* Exercise details: Find and copy every line in the records that includes the string "news".

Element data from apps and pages
━━━

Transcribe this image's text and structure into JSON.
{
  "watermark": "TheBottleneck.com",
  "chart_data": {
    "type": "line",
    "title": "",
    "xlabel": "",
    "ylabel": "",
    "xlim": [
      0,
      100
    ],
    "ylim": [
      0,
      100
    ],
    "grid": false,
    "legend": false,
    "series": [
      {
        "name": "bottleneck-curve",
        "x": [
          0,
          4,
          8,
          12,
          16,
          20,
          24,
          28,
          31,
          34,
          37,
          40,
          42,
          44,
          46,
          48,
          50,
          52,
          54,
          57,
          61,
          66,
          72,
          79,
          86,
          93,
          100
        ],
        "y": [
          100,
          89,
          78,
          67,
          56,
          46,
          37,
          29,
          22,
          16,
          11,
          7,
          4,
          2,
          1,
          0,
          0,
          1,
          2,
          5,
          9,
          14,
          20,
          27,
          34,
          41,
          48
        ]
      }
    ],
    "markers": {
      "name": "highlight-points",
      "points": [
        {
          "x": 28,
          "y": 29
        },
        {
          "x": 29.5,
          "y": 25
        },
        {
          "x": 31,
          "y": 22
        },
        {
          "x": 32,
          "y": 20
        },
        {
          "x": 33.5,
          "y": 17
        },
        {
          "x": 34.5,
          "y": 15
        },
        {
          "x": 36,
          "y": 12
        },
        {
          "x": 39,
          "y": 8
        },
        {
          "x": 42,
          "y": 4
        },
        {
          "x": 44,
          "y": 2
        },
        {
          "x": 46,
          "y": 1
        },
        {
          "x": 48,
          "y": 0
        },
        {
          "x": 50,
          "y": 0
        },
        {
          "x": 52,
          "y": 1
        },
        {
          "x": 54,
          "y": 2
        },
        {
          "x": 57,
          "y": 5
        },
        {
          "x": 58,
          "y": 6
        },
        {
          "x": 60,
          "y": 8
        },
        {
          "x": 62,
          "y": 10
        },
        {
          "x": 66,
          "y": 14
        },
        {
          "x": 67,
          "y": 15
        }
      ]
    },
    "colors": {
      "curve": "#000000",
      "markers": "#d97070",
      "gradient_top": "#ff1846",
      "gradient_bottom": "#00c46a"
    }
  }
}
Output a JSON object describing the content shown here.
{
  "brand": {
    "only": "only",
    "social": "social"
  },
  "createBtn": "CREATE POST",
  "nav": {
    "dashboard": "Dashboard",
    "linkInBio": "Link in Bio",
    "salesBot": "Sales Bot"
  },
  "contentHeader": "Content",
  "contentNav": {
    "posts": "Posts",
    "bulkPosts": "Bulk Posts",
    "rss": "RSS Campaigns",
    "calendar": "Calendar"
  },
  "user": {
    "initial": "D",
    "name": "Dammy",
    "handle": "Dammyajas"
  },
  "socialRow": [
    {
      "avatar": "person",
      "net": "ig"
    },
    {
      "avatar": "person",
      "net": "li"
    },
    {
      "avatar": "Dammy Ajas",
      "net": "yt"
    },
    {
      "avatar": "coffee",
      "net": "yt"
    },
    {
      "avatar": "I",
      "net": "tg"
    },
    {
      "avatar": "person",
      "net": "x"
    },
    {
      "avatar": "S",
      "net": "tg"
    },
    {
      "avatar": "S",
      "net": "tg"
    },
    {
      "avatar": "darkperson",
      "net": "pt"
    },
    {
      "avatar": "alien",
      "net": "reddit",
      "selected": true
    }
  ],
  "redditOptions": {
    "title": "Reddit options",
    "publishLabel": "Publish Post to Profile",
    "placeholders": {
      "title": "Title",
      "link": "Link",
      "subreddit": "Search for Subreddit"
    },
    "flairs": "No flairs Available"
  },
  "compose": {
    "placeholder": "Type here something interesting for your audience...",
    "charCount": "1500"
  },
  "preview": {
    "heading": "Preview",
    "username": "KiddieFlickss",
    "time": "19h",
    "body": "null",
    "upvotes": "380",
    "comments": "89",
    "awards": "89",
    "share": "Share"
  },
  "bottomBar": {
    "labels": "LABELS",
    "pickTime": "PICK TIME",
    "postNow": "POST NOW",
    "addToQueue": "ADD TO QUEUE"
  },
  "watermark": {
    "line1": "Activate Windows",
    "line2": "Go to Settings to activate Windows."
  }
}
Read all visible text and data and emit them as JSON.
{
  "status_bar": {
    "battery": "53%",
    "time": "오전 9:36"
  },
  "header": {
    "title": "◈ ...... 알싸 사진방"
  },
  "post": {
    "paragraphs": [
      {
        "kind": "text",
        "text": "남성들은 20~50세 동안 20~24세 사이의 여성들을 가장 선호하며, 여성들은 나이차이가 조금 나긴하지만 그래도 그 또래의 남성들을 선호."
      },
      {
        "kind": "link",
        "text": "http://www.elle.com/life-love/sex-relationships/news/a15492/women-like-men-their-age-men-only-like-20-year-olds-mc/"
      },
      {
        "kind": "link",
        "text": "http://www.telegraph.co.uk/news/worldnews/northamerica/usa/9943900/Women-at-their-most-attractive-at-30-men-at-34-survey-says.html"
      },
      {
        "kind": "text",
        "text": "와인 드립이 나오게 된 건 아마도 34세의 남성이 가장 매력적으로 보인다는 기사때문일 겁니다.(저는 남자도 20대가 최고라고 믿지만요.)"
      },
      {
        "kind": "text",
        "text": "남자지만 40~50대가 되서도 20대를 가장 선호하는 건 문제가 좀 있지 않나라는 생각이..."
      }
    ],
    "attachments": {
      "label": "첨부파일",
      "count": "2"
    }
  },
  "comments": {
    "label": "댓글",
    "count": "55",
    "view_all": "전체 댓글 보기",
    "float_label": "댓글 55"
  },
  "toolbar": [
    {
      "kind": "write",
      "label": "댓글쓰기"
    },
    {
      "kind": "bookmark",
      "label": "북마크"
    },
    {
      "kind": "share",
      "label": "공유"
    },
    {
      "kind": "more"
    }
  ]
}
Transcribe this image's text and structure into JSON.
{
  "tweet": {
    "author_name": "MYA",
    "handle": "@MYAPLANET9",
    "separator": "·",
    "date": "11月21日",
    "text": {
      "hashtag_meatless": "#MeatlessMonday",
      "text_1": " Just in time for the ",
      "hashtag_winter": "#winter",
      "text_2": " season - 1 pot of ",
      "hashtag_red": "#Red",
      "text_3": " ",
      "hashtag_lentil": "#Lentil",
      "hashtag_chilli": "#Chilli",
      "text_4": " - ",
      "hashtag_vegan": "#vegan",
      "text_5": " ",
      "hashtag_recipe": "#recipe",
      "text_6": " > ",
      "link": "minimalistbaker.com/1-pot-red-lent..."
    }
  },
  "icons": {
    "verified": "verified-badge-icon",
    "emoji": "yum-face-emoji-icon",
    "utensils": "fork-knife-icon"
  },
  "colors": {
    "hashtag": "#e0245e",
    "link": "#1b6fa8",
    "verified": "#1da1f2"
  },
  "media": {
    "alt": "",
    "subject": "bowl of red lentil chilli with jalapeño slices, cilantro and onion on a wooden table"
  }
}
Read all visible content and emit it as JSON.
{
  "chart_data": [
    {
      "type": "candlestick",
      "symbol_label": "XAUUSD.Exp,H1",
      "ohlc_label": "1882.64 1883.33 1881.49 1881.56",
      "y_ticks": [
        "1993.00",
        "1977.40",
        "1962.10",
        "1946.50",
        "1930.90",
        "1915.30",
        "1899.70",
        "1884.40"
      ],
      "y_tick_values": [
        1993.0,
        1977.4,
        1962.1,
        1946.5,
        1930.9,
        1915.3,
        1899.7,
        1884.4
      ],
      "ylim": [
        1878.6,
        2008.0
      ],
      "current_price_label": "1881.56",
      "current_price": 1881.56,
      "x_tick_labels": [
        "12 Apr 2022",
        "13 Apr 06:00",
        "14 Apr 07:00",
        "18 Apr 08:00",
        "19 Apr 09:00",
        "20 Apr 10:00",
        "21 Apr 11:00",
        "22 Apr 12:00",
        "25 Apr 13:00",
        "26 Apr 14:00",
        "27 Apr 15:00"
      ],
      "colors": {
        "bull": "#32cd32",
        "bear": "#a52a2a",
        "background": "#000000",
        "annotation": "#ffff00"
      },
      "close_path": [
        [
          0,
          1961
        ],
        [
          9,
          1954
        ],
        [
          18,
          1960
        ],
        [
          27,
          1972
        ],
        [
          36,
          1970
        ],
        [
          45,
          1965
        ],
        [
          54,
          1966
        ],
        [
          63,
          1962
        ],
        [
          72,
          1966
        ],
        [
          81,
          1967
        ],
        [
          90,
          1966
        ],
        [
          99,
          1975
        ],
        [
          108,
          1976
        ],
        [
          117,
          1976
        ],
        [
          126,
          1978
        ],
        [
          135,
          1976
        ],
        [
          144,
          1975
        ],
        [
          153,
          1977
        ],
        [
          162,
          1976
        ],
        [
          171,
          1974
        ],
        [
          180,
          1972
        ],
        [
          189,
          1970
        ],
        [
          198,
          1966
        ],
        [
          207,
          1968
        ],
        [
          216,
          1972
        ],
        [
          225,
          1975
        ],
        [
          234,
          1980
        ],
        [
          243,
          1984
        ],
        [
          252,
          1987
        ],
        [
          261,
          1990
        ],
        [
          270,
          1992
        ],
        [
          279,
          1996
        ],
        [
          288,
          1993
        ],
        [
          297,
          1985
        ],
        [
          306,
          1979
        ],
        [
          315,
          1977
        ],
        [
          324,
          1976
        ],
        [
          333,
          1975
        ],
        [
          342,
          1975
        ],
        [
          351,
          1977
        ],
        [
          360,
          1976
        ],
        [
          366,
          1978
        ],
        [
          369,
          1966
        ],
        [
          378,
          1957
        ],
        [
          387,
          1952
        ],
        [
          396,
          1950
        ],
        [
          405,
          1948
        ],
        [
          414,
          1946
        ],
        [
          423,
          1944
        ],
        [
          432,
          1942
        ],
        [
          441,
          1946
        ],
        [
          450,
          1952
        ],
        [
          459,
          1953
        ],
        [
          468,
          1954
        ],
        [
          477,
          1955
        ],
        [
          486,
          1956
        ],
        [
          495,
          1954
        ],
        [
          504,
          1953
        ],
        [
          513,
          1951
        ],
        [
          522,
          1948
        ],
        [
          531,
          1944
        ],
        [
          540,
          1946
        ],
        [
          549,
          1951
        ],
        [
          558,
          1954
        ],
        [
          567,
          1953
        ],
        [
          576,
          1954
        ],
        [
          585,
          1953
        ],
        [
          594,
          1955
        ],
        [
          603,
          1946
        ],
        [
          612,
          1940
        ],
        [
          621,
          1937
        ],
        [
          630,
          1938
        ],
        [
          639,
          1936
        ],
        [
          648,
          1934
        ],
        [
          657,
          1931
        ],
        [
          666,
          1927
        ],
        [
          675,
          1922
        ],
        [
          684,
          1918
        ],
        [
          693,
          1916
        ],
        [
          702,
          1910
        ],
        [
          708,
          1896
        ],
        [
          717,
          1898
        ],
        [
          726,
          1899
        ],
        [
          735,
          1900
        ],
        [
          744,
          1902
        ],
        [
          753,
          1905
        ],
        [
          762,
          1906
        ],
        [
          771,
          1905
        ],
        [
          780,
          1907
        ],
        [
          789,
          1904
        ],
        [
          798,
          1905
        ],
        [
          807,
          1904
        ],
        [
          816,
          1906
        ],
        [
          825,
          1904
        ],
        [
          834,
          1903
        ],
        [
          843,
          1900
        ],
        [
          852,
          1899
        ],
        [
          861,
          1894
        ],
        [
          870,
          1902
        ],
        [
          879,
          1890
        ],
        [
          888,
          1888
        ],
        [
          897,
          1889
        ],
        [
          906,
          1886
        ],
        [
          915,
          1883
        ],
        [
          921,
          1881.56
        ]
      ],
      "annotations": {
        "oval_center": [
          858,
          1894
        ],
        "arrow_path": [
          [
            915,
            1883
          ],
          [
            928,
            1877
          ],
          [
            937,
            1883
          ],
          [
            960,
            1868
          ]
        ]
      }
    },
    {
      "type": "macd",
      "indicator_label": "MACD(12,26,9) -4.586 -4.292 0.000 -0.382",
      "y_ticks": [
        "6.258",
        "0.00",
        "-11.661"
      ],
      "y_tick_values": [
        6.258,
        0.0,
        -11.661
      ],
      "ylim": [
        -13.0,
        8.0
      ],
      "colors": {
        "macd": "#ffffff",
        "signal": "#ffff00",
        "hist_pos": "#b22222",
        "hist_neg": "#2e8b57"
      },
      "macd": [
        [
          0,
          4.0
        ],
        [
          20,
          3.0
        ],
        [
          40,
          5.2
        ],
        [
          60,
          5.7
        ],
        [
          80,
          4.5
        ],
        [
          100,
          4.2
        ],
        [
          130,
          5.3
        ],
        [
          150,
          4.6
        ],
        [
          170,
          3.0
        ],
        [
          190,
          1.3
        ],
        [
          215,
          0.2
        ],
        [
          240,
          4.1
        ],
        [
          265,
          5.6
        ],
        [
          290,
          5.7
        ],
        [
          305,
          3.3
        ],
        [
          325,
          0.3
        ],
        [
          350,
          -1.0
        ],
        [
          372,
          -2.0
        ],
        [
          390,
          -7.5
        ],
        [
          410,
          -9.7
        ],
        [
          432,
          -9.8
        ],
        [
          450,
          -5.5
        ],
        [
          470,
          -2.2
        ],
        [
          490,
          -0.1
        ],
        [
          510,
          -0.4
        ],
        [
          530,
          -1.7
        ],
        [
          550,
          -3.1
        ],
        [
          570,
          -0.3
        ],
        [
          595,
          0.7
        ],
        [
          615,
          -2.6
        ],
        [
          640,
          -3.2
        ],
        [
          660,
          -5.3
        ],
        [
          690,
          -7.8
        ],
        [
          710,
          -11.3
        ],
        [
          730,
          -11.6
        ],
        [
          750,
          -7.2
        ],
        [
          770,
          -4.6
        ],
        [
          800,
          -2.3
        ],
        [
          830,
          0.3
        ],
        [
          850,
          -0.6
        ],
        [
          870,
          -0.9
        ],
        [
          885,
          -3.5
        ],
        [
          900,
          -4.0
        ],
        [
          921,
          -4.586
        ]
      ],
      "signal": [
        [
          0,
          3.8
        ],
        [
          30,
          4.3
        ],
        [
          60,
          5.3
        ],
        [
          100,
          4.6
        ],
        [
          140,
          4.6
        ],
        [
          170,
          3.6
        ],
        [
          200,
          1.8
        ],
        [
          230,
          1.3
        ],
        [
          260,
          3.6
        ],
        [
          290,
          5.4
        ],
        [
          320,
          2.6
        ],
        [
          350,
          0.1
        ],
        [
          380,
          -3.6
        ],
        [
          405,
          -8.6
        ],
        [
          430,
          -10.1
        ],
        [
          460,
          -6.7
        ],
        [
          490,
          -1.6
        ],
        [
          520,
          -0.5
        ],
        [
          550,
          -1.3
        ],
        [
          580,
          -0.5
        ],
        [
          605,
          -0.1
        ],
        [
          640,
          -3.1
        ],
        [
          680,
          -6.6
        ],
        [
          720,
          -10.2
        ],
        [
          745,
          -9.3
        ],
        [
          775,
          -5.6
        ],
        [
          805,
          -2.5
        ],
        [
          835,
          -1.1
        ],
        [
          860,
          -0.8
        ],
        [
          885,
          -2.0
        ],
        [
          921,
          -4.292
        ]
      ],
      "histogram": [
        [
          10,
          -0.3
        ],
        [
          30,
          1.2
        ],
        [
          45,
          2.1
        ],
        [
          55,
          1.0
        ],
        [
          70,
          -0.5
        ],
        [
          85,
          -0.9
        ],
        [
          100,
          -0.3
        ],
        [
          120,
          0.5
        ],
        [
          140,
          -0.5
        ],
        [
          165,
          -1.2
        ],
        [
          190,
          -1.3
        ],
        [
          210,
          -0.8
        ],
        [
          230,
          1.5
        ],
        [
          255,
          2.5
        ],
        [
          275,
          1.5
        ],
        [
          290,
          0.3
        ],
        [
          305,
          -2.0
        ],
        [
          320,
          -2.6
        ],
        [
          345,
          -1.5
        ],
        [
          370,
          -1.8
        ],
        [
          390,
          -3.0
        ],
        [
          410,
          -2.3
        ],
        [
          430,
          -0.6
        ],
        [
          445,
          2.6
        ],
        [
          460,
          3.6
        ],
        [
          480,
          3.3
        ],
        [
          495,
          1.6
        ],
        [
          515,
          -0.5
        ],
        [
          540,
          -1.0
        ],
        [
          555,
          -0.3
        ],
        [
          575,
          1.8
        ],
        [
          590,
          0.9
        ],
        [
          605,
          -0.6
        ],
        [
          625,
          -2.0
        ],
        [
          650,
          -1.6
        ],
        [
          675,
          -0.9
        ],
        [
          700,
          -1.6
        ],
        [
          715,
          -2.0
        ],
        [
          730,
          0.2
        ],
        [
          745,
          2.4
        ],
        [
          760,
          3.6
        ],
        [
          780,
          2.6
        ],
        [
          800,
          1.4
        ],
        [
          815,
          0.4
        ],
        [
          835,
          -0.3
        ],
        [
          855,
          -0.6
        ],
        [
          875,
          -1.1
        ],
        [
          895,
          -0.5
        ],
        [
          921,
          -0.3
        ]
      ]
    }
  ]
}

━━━

* Output of the task:
        "text": "http://www.elle.com/life-love/sex-relationships/news/a15492/women-like-men-their-age-men-only-like-20-year-olds-mc/"
        "text": "http://www.telegraph.co.uk/news/worldnews/northamerica/usa/9943900/Women-at-their-most-attractive-at-30-men-at-34-survey-says.html"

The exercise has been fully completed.